- _Data provided_:
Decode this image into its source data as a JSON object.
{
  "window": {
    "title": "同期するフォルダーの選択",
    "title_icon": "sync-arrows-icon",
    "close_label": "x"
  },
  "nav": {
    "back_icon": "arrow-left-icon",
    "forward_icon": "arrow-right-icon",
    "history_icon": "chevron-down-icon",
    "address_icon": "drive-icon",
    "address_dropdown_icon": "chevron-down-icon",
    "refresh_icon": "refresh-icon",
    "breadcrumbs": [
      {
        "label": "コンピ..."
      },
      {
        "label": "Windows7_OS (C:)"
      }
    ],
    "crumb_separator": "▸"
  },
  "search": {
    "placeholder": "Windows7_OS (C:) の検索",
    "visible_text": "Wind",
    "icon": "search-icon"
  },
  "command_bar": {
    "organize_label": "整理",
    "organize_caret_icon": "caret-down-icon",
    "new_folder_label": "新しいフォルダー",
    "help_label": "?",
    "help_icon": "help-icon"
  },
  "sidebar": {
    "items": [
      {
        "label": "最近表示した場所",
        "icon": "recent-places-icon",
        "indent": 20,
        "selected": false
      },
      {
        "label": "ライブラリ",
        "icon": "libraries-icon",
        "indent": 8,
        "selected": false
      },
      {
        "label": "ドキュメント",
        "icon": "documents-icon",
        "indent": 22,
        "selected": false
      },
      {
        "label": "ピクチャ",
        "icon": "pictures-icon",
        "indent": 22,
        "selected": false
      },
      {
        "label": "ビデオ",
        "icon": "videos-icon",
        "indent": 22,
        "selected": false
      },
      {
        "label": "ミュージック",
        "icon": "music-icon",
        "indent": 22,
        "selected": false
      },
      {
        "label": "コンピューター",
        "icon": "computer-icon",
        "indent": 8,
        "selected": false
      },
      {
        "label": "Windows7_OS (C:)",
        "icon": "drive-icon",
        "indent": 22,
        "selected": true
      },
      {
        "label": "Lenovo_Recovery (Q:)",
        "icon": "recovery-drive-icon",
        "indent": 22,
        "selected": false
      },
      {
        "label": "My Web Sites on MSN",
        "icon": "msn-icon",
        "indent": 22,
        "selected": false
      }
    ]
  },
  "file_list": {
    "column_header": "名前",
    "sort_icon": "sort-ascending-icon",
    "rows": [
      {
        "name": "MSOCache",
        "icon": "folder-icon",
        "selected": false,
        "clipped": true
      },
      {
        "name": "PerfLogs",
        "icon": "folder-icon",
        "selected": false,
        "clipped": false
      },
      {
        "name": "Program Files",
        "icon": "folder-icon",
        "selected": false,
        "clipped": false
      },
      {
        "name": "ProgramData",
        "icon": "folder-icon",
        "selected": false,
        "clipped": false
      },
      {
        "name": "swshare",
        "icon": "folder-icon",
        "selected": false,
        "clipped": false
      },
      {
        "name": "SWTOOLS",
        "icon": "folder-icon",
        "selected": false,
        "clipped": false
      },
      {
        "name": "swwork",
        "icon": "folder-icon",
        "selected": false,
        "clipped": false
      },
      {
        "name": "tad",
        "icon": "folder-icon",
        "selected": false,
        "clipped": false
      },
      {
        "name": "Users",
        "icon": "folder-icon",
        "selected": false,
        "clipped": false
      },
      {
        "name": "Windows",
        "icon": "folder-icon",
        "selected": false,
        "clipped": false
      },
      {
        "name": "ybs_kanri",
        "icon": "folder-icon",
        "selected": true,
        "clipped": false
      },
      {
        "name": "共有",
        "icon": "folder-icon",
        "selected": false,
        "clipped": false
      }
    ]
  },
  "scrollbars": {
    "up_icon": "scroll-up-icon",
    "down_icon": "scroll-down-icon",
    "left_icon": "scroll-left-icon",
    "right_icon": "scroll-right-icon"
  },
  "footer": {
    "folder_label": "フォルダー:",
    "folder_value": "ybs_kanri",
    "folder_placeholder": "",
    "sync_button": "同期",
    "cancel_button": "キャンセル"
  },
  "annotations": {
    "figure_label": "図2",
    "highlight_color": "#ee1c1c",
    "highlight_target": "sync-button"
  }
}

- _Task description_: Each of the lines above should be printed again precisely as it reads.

- _Completed exercise_:
Decode this image into its source data as a JSON object.
{
  "window": {
    "title": "同期するフォルダーの選択",
    "title_icon": "sync-arrows-icon",
    "close_label": "x"
  },
  "nav": {
    "back_icon": "arrow-left-icon",
    "forward_icon": "arrow-right-icon",
    "history_icon": "chevron-down-icon",
    "address_icon": "drive-icon",
    "address_dropdown_icon": "chevron-down-icon",
    "refresh_icon": "refresh-icon",
    "breadcrumbs": [
      {
        "label": "コンピ..."
      },
      {
        "label": "Windows7_OS (C:)"
      }
    ],
    "crumb_separator": "▸"
  },
  "search": {
    "placeholder": "Windows7_OS (C:) の検索",
    "visible_text": "Wind",
    "icon": "search-icon"
  },
  "command_bar": {
    "organize_label": "整理",
    "organize_caret_icon": "caret-down-icon",
    "new_folder_label": "新しいフォルダー",
    "help_label": "?",
    "help_icon": "help-icon"
  },
  "sidebar": {
    "items": [
      {
        "label": "最近表示した場所",
        "icon": "recent-places-icon",
        "indent": 20,
        "selected": false
      },
      {
        "label": "ライブラリ",
        "icon": "libraries-icon",
        "indent": 8,
        "selected": false
      },
      {
        "label": "ドキュメント",
        "icon": "documents-icon",
        "indent": 22,
        "selected": false
      },
      {
        "label": "ピクチャ",
        "icon": "pictures-icon",
        "indent": 22,
        "selected": false
      },
      {
        "label": "ビデオ",
        "icon": "videos-icon",
        "indent": 22,
        "selected": false
      },
      {
        "label": "ミュージック",
        "icon": "music-icon",
        "indent": 22,
        "selected": false
      },
      {
        "label": "コンピューター",
        "icon": "computer-icon",
        "indent": 8,
        "selected": false
      },
      {
        "label": "Windows7_OS (C:)",
        "icon": "drive-icon",
        "indent": 22,
        "selected": true
      },
      {
        "label": "Lenovo_Recovery (Q:)",
        "icon": "recovery-drive-icon",
        "indent": 22,
        "selected": false
      },
      {
        "label": "My Web Sites on MSN",
        "icon": "msn-icon",
        "indent": 22,
        "selected": false
      }
    ]
  },
  "file_list": {
    "column_header": "名前",
    "sort_icon": "sort-ascending-icon",
    "rows": [
      {
        "name": "MSOCache",
        "icon": "folder-icon",
        "selected": false,
        "clipped": true
      },
      {
        "name": "PerfLogs",
        "icon": "folder-icon",
        "selected": false,
        "clipped": false
      },
      {
        "name": "Program Files",
        "icon": "folder-icon",
        "selected": false,
        "clipped": false
      },
      {
        "name": "ProgramData",
        "icon": "folder-icon",
        "selected": false,
        "clipped": false
      },
      {
        "name": "swshare",
        "icon": "folder-icon",
        "selected": false,
        "clipped": false
      },
      {
        "name": "SWTOOLS",
        "icon": "folder-icon",
        "selected": false,
        "clipped": false
      },
      {
        "name": "swwork",
        "icon": "folder-icon",
        "selected": false,
        "clipped": false
      },
      {
        "name": "tad",
        "icon": "folder-icon",
        "selected": false,
        "clipped": false
      },
      {
        "name": "Users",
        "icon": "folder-icon",
        "selected": false,
        "clipped": false
      },
      {
        "name": "Windows",
        "icon": "folder-icon",
        "selected": false,
        "clipped": false
      },
      {
        "name": "ybs_kanri",
        "icon": "folder-icon",
        "selected": true,
        "clipped": false
      },
      {
        "name": "共有",
        "icon": "folder-icon",
        "selected": false,
        "clipped": false
      }
    ]
  },
  "scrollbars": {
    "up_icon": "scroll-up-icon",
    "down_icon": "scroll-down-icon",
    "left_icon": "scroll-left-icon",
    "right_icon": "scroll-right-icon"
  },
  "footer": {
    "folder_label": "フォルダー:",
    "folder_value": "ybs_kanri",
    "folder_placeholder": "",
    "sync_button": "同期",
    "cancel_button": "キャンセル"
  },
  "annotations": {
    "figure_label": "図2",
    "highlight_color": "#ee1c1c",
    "highlight_target": "sync-button"
  }
}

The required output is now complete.